BEGIN
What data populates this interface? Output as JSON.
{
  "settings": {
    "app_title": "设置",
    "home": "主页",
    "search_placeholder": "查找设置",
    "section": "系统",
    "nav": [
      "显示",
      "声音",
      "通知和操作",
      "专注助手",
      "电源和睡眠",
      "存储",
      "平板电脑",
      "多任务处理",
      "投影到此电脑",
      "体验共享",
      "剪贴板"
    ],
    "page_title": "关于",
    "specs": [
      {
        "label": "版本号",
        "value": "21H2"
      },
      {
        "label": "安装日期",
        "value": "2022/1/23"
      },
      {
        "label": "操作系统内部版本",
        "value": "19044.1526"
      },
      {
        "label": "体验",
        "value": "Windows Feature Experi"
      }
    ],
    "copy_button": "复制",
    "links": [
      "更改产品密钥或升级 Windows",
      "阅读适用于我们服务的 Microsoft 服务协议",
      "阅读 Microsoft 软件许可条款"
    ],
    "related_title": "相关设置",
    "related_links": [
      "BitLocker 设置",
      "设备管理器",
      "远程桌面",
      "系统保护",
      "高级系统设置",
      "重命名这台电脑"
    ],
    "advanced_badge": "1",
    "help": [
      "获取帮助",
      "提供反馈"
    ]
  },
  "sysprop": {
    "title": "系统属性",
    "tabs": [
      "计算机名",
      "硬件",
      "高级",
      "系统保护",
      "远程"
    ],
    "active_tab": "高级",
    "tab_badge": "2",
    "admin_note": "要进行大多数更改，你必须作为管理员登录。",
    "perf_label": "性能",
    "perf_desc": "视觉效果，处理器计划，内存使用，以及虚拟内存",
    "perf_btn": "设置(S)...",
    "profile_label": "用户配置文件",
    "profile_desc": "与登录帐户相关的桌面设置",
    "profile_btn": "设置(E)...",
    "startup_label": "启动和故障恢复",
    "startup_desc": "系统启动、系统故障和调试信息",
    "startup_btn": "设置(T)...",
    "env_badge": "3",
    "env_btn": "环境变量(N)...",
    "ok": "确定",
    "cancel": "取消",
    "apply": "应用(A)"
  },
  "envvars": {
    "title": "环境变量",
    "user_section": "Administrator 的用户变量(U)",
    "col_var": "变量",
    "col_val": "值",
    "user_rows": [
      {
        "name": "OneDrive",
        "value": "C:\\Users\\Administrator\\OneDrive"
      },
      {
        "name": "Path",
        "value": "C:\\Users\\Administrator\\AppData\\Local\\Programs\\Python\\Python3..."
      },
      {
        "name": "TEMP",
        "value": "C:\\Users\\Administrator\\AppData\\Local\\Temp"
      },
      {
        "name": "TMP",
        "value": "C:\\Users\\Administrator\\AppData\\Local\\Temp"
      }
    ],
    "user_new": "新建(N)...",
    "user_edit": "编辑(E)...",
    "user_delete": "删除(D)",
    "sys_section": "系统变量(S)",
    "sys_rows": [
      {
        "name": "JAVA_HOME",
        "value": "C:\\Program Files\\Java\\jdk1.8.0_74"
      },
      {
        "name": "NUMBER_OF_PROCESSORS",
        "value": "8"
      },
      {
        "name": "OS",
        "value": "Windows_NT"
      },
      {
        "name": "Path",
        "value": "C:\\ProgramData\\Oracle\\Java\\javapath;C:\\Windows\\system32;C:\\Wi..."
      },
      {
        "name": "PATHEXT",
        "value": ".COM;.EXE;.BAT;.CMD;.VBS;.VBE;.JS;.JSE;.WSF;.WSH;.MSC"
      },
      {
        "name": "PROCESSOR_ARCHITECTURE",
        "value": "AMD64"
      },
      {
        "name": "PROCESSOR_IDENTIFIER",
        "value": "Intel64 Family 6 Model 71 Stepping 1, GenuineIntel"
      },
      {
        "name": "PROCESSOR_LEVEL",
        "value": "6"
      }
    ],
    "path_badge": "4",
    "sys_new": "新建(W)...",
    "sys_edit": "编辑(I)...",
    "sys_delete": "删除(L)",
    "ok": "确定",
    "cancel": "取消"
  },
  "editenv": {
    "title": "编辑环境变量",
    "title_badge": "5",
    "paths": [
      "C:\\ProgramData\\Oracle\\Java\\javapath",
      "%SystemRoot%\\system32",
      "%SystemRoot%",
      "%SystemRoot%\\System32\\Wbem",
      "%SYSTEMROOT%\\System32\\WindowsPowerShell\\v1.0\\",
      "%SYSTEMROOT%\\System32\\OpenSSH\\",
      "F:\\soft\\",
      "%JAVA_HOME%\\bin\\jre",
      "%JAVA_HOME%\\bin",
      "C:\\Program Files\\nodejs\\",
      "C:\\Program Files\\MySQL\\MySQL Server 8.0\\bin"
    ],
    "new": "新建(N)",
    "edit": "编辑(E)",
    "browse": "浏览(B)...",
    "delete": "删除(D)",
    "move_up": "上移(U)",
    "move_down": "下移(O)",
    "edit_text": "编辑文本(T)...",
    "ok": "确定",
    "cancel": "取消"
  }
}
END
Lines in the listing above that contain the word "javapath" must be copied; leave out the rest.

[Answer to this problem]
        "value": "C:\\ProgramData\\Oracle\\Java\\javapath;C:\\Windows\\system32;C:\\Wi..."
      "C:\\ProgramData\\Oracle\\Java\\javapath",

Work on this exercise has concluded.